There is nothing wrong if your partner (yep partner, not just husband) heads out for a catch-up with friends after work – a little bit of free time to binge watch the latest episodes of your favourite TV show could be exactly what you feel like that evening. But in a day and age where we all have mobiles, an invite from your partner or a text to them takes seconds. Communication from both sides is key to ensure neither of you feel left out.
Tip 2: “Touch up your makeup, put a ribbon in your hair and be fresh-looking. He has just been with a lot of work-weary people.”
There’s no way you’ll be touching up your make up at home. You may not even wear any. If you do, that stuff comes off the second most of us are out of our jeans and into our Batman PJ’s because a) we’ve also been with “work weary” people all day and b) we’re not hanging around for anyone who only likes our face when it’s maxed out with Max Factor.
Tip 3: “Arrange his pillow and offer to take off his shoes.

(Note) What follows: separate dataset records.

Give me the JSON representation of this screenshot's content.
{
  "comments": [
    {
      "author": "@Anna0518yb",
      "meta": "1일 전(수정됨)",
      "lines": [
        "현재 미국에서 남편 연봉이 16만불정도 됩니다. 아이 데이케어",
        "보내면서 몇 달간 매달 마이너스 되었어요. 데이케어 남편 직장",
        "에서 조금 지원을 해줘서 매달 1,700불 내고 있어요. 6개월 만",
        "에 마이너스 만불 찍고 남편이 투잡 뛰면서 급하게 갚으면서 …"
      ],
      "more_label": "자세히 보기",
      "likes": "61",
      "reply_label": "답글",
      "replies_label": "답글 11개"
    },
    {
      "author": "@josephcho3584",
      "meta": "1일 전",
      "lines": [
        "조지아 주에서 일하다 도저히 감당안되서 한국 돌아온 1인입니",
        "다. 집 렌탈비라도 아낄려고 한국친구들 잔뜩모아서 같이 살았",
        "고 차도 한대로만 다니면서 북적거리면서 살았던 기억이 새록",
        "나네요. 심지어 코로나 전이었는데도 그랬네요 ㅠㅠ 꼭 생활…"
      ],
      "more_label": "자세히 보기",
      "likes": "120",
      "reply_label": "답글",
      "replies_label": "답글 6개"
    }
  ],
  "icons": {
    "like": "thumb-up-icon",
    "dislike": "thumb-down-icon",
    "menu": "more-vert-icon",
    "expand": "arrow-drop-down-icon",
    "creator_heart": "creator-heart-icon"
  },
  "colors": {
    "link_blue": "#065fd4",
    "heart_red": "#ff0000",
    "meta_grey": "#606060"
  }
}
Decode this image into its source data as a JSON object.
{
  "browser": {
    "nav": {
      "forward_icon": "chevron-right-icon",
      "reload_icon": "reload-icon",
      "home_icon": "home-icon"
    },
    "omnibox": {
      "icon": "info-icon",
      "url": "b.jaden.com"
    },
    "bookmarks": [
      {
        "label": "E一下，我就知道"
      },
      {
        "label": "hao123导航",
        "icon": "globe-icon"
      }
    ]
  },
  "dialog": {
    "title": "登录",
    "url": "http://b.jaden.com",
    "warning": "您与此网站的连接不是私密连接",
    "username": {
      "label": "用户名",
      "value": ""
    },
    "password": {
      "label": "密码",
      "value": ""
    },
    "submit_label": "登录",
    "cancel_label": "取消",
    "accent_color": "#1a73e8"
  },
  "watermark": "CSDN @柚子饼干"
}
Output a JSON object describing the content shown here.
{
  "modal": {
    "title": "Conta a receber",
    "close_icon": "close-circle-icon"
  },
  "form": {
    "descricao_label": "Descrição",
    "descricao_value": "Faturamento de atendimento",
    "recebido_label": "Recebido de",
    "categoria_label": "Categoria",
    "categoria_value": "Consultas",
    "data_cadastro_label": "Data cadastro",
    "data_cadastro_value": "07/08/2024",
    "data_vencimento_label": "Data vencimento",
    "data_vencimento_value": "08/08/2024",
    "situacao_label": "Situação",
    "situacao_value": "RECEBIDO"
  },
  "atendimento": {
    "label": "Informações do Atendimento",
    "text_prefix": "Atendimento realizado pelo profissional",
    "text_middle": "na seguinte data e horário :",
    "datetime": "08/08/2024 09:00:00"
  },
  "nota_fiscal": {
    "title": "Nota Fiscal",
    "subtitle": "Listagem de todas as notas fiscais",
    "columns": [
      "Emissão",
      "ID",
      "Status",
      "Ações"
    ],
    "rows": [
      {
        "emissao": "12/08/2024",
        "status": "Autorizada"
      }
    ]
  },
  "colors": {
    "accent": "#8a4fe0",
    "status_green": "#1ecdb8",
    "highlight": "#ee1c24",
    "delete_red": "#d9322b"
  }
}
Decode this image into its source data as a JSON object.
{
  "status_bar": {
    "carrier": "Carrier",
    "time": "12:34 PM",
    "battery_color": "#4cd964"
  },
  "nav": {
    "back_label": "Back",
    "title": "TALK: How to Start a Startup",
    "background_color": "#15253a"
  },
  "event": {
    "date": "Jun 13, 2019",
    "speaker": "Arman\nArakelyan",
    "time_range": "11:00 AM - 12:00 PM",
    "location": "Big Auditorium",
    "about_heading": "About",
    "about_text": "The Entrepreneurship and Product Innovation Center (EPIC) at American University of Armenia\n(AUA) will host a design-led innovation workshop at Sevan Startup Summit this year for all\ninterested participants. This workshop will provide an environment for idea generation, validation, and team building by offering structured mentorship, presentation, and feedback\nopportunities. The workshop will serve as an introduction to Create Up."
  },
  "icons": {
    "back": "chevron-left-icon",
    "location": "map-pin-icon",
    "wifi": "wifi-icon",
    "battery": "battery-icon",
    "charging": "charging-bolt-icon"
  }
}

Speak in a low, soothing and pleasant voice.”
OK, so the pillow thing is kind of cute. Nothing wrong with fluffing that up or picking up their dry-cleaning on your way home, as long as it’s a favour you feel comfortable doing. If you know they’d pick up a tub of ice cream for you after a bad day at work, doing little favours for each other can be cute — but taking someone’s shoes off feels more like a one-way street.
Tip 4: “Have dinner ready. Plan ahead, even the night before, to have a delicious meal ready on time for his return.”
Pah. Between the 9am meeting, the lunchtime yoga sesh/run and the catch up drinks with our mates after work, it’s all we can do to remember to feed ourselves. Don’t feel like cooking after a 10 hour day and countless emails? Arrange to meet your partner at your favourite restaurant on the way home, or grab some takeaway and suggest they come over for dumplings and the latest episode of Stranger Things.
Tip 5: “Over the cooler months of the year you should prepare and light a fire for him to unwind by.”
Where to start with this one? Firstly, who actually has a fire place these days? Secondly, why can’t you get home, kick off your shoes and unwind? Why do you have to wait for your partner to chill out first? And THIRDLY – why are we encouraged to prepare a fire for ‘him’? Who says one person should get to relax? She, them, we, he, us – couldn’t we all do with a little R&R … it’s 2017!